Mechanistic modeling of the SARS-CoV-2 and immune system interplayTeam Lead: Mohit Kumar Jolly
Note: This is a pre-print study which has not been peer-reviewed yet.
The disease caused by SARS-CoV-2 is a global pandemic that threatens to bring long-term changes worldwide. Approximately 80% of infected patients are asymptomatic or have mild symptoms such as fever or cough, while rest of the patients have varying degrees of severity of symptoms, with 3-4% mortality rate. Severe symptoms such as pneumonia and Acute Respiratory Distress Syndrome can be caused by tissue damage mostly due to aggravated and unresolved innate and adaptive immune response, often resulting from a cytokine storm. However, the mechanistic underpinnings of such responses remain elusive, with an incomplete understanding of how an intricate interplay among infected cells and cells of innate and adaptive immune system can lead to such diverse clinicopathological outcomes.

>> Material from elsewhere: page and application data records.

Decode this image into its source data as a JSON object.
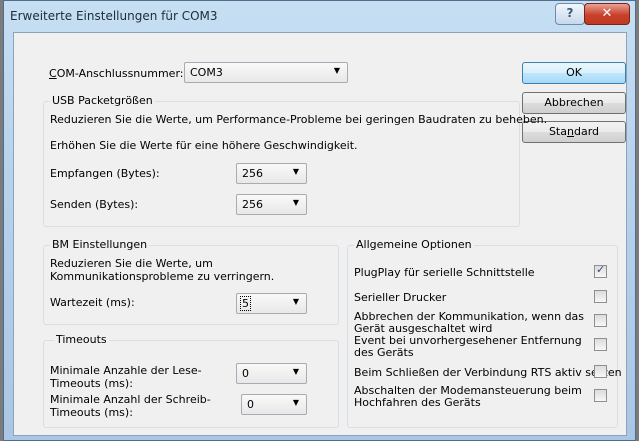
{
  "window": {
    "title": "Erweiterte Einstellungen für COM3",
    "help_label": "?",
    "close_label": "✕"
  },
  "com_port": {
    "label_prefix": "",
    "label_mnemonic": "C",
    "label_rest": "OM-Anschlussnummer:",
    "value": "COM3"
  },
  "buttons": {
    "ok": "OK",
    "cancel": "Abbrechen",
    "standard_prefix": "Sta",
    "standard_mnemonic": "n",
    "standard_rest": "dard"
  },
  "usb": {
    "group_label": "USB Packetgrößen",
    "desc1": "Reduzieren Sie die Werte, um Performance-Probleme bei geringen Baudraten zu beheben.",
    "desc2": "Erhöhen Sie die Werte für eine höhere Geschwindigkeit.",
    "receive_label": "Empfangen (Bytes):",
    "receive_value": "256",
    "send_label": "Senden (Bytes):",
    "send_value": "256"
  },
  "bm": {
    "group_label": "BM Einstellungen",
    "desc": "Reduzieren Sie die Werte, um Kommunikationsprobleme zu verringern.",
    "latency_label": "Wartezeit (ms):",
    "latency_value": "5"
  },
  "timeouts": {
    "group_label": "Timeouts",
    "read_label": "Minimale Anzahle der Lese-Timeouts (ms):",
    "read_value": "0",
    "write_label": "Minimale Anzahl der Schreib-Timeouts (ms):",
    "write_value": "0"
  },
  "options": {
    "group_label": "Allgemeine Optionen",
    "items": [
      {
        "label": "PlugPlay für serielle Schnittstelle",
        "checked": true
      },
      {
        "label": "Serieller Drucker",
        "checked": false
      },
      {
        "label": "Abbrechen der Kommunikation, wenn das Gerät ausgeschaltet wird",
        "checked": false
      },
      {
        "label": "Event bei unvorhergesehener Entfernung des Geräts",
        "checked": false
      },
      {
        "label": "Beim Schließen der Verbindung RTS aktiv setzen",
        "checked": false
      },
      {
        "label": "Abschalten der Modemansteuerung beim Hochfahren des Geräts",
        "checked": false
      }
    ]
  },
  "icons": {
    "dropdown_arrow": "▼",
    "check_mark": "✓"
  }
}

Here, we use a dynamical systems approach to dissect the emergent nonlinear intra-host dynamics among virally infected cells, the immune response to it and the consequent immunopathology. By mechanistic analysis of cell-cell interactions, we have identified key parameters affecting the diverse clinical phenotypes associated with COVID-19. This minimalistic yet rigorous model can explain the various phenotypes observed across the clinical spectrum of COVID-19, various co-morbidity risk factors such as age and obesity, and the effect of antiviral drugs on different phenotypes. It also reveals how a fine-tuned balance of infected cell killing and resolution of inflammation can lead to infection clearance, while disruptions can drive different severe phenotypes. These results will help further the case of rational selection of drug combinations that can effectively balance viral clearance and minimize tissue damage simultaneously.
Read the full paper at: https://www.biorxiv.org/content/10.1101/2020.05.16.097238v1